HOW TO COMPLETE THIS TASK> Across the records below, how many lines include the string "Metric"? Respond with the number only.

---------------

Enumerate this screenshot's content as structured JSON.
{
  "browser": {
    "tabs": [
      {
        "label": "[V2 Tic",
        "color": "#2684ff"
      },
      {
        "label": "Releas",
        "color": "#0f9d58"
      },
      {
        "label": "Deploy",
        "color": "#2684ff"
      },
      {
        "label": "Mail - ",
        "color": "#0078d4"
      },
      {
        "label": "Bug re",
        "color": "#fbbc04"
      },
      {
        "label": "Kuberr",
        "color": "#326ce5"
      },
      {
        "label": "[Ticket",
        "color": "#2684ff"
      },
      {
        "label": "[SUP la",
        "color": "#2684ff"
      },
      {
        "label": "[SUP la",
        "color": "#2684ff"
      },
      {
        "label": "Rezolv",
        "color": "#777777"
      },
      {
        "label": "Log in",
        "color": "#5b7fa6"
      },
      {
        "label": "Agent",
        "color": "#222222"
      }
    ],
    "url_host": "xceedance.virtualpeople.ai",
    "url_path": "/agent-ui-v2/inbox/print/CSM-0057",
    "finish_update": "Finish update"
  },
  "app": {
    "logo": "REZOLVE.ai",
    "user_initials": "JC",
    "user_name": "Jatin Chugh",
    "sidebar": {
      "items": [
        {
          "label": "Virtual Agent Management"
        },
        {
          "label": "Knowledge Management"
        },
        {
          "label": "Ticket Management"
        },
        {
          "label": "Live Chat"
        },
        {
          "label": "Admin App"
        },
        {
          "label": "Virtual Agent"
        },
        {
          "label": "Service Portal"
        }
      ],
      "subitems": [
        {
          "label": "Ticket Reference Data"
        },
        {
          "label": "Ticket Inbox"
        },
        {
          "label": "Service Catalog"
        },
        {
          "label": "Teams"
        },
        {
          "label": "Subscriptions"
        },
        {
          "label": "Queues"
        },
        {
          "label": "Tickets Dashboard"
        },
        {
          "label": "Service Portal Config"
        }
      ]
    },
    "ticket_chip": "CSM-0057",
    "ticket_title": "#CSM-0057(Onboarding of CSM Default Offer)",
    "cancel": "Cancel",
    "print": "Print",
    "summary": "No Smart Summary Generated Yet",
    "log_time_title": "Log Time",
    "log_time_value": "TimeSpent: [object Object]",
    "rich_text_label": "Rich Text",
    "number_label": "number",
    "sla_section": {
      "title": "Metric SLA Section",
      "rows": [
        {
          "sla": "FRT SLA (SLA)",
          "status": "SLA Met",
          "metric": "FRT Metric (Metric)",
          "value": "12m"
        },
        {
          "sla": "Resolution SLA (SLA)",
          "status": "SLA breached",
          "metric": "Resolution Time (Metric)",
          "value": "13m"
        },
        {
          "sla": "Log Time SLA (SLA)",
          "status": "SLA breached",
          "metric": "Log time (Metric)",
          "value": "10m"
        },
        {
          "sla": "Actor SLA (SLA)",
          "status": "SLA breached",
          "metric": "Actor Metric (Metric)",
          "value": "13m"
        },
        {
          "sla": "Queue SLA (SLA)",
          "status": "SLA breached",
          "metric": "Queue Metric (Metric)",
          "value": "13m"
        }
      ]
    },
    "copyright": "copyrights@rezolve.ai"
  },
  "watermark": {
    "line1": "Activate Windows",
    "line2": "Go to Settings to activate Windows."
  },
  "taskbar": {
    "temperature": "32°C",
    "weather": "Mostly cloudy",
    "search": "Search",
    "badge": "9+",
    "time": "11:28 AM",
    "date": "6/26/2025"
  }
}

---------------

REPLY> 6